A Life Well Lived
While traveling on a bucket list adventure vacation in Asia over the holidays at the end of 2019, the Simonet family suffered a horrible blow. Terris fell terribly ill, requiring a medical evacuation from Japan to the closest major Veterans Affairs or military hospital that could handle his illness.
On January 3, the family traveled to Tripler Army Medical Center in Honolulu so that Terris could be admitted.
The next major obstacle was finding a place to stay for Joe and his mom, Miyoshi, who is living with Alzheimer’s disease. The Fisher House was initially full, but a last-minute cancellation the following day provided the opening the family needed. They were able to move into their “home away from home” where they would not only cope with illness and loss but also the safety restrictions due to the COVID-19 pandemic.
Within the first couple of weeks, Terris began showing progress, was discharged, and moved into the Fisher House. He was diagnosed with bone cancer requiring chemotherapy and additional treatment that initially appeared to have positive results. The family began doing physical therapy together because, due to the pandemic restrictions, professional care was unavailable.
Shortly before Easter, however, Terris’ health took a turn for the worse, and the family made the difficult decision to readmit him even though COVID-19 safety precautions would mean he would be alone.
“They did go out of their way – one of the nurses was nice enough to bring their personal phone into the room and hold it up to his ear so that I could talk to him,” said Joe. “He couldn't respond to me, but I could talk to him. Me and my mom could, you know, talk to him for the last time.”
In the early morning hours of April 12, Easter Sunday, Terris lost his battle with cancer and passed away.

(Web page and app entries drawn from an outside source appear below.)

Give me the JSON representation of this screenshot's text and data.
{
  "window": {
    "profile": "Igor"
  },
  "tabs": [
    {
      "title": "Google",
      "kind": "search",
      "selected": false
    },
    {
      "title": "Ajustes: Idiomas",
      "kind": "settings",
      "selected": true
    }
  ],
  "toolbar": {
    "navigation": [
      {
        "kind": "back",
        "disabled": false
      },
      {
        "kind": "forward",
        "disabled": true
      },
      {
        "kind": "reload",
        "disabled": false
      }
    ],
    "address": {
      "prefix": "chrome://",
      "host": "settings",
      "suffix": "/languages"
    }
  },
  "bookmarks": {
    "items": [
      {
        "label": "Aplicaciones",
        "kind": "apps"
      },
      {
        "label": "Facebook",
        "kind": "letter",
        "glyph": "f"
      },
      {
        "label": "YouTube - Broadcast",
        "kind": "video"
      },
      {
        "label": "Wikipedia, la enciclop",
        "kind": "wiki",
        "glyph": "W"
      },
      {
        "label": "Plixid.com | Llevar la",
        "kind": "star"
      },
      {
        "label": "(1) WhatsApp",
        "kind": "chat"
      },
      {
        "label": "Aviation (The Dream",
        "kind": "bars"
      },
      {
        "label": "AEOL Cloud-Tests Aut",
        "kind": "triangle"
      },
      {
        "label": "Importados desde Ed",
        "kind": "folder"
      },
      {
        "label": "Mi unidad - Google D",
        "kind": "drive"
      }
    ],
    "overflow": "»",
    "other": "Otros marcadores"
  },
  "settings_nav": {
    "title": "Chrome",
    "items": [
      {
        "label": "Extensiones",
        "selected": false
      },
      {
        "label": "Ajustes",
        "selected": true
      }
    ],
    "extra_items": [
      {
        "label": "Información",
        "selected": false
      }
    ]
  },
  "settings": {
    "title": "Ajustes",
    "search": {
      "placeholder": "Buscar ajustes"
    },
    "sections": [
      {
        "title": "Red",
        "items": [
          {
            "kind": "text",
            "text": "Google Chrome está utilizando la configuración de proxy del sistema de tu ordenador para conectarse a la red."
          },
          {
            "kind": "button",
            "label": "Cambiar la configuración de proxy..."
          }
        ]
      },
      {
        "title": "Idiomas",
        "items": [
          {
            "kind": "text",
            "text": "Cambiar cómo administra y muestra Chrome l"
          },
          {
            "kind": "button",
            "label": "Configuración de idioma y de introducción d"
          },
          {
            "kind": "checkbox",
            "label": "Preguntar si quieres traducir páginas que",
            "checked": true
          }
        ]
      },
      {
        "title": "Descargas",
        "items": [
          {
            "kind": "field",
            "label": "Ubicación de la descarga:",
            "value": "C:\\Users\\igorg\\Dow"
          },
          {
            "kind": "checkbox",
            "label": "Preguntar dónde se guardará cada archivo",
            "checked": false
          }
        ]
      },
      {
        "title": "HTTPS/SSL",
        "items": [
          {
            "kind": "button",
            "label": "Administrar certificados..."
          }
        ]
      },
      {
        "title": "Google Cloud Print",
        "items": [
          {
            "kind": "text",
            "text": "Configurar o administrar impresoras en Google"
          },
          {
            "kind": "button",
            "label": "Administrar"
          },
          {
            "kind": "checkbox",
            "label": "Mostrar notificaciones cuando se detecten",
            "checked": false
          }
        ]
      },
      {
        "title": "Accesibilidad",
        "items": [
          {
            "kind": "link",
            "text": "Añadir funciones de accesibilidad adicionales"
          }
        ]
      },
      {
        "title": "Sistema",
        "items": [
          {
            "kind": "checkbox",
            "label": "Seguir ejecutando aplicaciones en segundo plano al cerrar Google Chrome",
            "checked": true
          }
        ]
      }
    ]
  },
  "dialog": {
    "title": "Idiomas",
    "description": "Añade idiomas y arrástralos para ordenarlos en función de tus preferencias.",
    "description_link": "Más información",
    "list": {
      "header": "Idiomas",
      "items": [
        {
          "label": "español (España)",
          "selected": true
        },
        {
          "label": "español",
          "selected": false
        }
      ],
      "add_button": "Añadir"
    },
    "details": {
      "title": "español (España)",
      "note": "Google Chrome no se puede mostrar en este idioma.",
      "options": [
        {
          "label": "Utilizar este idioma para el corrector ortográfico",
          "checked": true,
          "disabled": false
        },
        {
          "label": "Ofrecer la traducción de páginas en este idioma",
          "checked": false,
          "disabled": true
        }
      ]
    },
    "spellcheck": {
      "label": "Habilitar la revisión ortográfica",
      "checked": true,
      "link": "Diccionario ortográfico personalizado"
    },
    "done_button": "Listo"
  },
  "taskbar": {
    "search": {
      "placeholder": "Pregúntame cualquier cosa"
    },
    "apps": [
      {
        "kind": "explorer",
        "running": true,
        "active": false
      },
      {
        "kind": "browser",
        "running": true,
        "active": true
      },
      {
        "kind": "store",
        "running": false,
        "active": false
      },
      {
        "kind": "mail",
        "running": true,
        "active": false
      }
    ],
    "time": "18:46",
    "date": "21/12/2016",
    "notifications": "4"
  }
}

Joe said they felt fortunate to have the time with his father and learn what he wanted. “He had said, ‘man, if something goes down here, don't bother trying to bring my body back to Wisconsin, especially amid all this COVID stuff.’” According to Joe, who said his dad had decided that the Hawaii State Veteran’s Cemetery was beautiful and the “ground is just way warmer here in the winter than it is in Wisconsin.”
Nothing was simple because of the pandemic. The family made arrangements for him to be cremated, but every step took longer than normal. Since travel was so severely restricted, incoming guests had to cancel their appointments, and Fisher House was able to accommodate Joe and his mom for longer than would be typical.
Joe reflected on how the Fisher House brought comfort to his family.
“Being able to walk around the house, watch the sunset, laugh while watching Big Bang Theory with my mom. It's just, it makes me go back to what my dad said about, ‘even if she doesn't remember because she's happy in the moment, it's worth it.’ But man, even if he was only happy in that moment, it was worth it to me,” he said.
“I just thought it was a place that you could stay while somebody was in the hospital, but it's just so much, it's much more than that,” said Joe. “I'm just eternally grateful for that because those, although as short-lived as it was, that one month after surgery when things were doing better, when we were grilling outside, when we were eating dinner, watching the sunset.”
Joe explained how right up until the end of his father’s life, their family experienced life to the fullest.
“The most important thing really is just don't wait. You know, until it's too late,” he said. “All of that stuff I think was a lot easier on me and my mother because there was nothing left unsaid. You know, we took those trips, we had those dinners, we did that stuff. We, you know, we said, I love you. There was nothing left. He knew where we were at. We knew where he was at. And so, it was much easier to let go at that time.”